## [ACTIVITY]
For each line in the data below that has the word "title", copy that line.

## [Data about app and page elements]
============================================================

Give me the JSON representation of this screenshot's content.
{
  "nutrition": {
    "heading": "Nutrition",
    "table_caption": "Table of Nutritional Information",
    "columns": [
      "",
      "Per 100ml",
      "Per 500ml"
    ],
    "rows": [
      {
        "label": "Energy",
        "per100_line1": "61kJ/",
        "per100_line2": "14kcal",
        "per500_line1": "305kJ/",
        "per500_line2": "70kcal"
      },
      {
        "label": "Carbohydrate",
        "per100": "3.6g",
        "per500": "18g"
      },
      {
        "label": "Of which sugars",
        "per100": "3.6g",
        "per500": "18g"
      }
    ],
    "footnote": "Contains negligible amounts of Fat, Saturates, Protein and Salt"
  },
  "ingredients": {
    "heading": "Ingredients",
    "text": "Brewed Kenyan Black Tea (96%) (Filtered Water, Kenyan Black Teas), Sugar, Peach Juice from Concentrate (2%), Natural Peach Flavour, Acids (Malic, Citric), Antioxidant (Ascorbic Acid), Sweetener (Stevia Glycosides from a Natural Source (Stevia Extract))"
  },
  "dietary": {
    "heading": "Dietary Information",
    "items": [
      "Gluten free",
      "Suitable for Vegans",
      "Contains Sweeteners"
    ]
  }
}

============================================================

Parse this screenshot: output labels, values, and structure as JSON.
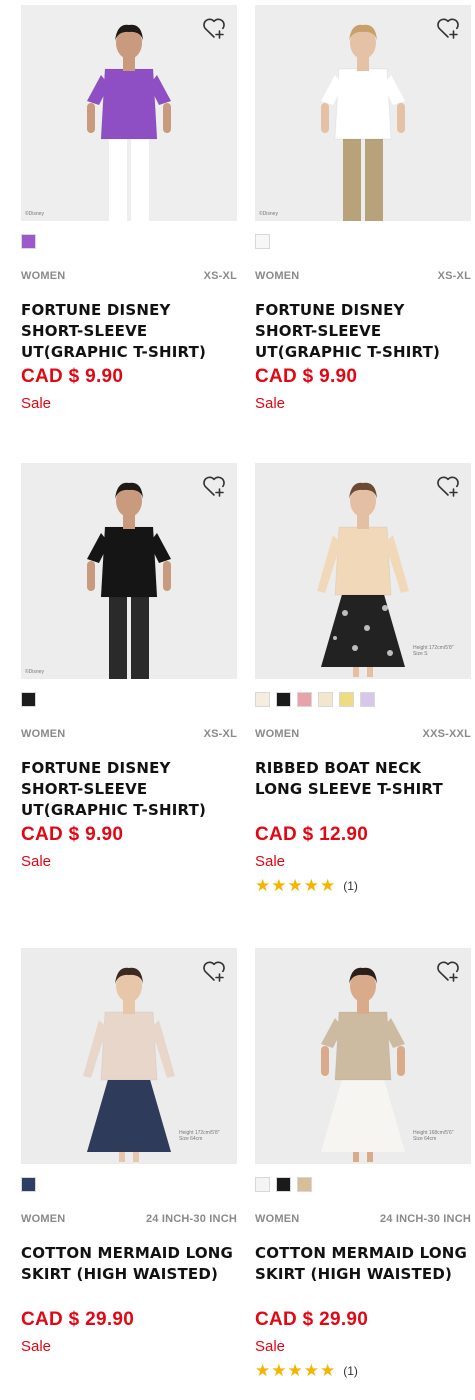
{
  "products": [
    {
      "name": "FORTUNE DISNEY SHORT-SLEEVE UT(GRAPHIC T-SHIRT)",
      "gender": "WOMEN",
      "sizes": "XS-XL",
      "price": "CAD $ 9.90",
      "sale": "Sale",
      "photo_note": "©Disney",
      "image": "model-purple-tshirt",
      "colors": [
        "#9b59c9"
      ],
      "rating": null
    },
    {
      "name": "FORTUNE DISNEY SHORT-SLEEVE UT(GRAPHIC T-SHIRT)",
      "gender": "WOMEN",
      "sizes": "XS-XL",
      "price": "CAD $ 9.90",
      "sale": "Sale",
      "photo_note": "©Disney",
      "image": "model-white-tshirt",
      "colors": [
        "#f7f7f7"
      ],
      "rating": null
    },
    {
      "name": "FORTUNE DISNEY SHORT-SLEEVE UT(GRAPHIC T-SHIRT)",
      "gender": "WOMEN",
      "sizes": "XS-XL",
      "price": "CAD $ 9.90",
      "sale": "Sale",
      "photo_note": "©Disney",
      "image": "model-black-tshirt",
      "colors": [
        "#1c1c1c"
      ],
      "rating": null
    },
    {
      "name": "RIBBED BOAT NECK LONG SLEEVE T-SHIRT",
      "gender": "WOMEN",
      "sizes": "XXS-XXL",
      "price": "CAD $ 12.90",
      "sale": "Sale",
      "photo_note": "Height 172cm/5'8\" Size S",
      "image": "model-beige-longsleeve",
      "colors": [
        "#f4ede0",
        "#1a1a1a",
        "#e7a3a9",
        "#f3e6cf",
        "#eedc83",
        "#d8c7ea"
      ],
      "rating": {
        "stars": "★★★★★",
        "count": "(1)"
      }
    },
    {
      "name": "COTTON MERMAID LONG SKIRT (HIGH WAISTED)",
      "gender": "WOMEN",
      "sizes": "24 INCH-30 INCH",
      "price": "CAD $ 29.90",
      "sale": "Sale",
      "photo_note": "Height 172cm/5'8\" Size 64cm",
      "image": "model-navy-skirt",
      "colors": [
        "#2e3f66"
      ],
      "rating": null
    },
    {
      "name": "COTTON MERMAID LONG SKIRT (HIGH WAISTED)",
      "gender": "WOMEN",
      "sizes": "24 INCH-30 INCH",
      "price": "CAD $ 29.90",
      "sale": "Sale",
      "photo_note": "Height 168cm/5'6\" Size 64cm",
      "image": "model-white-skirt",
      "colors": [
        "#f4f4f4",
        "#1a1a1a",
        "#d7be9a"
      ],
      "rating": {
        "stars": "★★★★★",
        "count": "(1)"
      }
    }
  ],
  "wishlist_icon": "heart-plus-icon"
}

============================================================

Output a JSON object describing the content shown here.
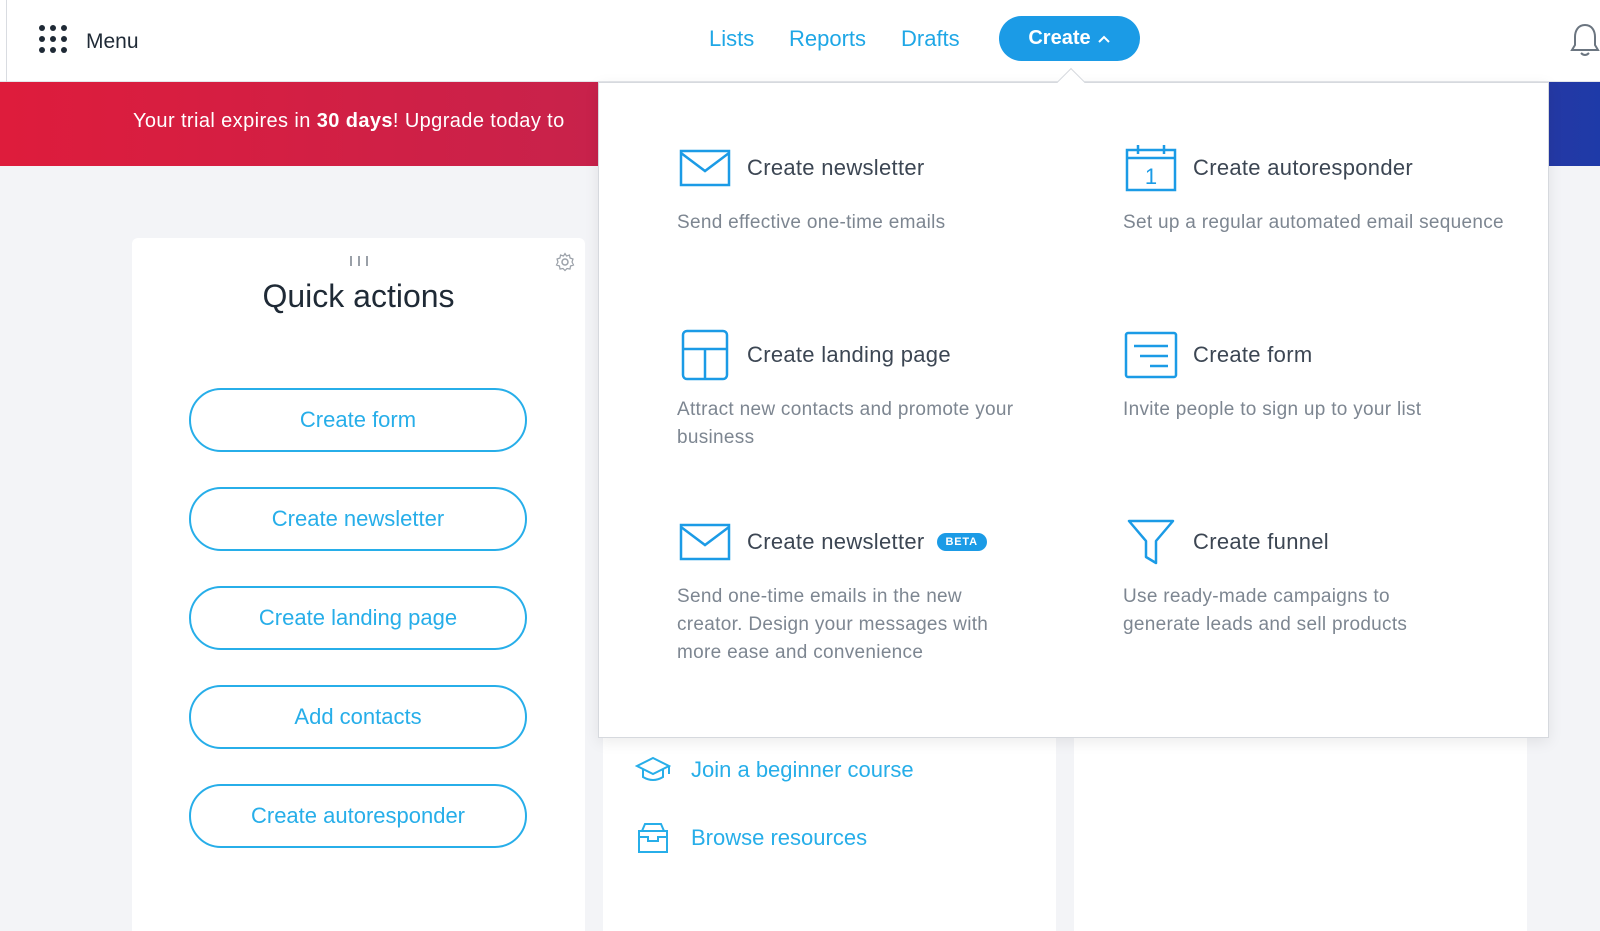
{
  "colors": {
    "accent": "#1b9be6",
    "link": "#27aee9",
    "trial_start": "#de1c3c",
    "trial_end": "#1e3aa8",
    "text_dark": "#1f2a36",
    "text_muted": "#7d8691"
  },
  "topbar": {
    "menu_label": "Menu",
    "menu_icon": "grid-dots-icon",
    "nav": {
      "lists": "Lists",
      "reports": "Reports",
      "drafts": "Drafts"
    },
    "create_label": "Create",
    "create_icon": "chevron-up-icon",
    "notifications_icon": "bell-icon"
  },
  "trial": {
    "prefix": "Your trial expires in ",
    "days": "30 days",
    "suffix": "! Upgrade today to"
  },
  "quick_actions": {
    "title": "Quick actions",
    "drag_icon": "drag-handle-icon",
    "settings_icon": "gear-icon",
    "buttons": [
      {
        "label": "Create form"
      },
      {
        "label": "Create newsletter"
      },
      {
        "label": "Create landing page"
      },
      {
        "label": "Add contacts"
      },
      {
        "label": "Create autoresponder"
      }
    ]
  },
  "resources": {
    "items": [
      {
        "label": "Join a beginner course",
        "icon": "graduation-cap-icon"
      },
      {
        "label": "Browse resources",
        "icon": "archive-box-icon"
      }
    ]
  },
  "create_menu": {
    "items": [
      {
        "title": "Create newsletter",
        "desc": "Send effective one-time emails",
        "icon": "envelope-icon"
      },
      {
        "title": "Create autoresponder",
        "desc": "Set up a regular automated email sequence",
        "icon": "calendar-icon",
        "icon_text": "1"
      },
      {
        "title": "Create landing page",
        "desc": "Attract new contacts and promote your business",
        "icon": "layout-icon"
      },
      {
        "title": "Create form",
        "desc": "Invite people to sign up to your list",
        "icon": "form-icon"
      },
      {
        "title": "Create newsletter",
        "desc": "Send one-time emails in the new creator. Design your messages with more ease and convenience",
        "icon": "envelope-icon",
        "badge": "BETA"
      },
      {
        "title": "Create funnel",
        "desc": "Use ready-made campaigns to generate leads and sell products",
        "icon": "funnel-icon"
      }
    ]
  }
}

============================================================

## [TASK SOLUTION]
    "title": "Quick actions",
        "title": "Create newsletter",
        "title": "Create autoresponder",
        "title": "Create landing page",
        "title": "Create form",
        "title": "Create newsletter",
        "title": "Create funnel",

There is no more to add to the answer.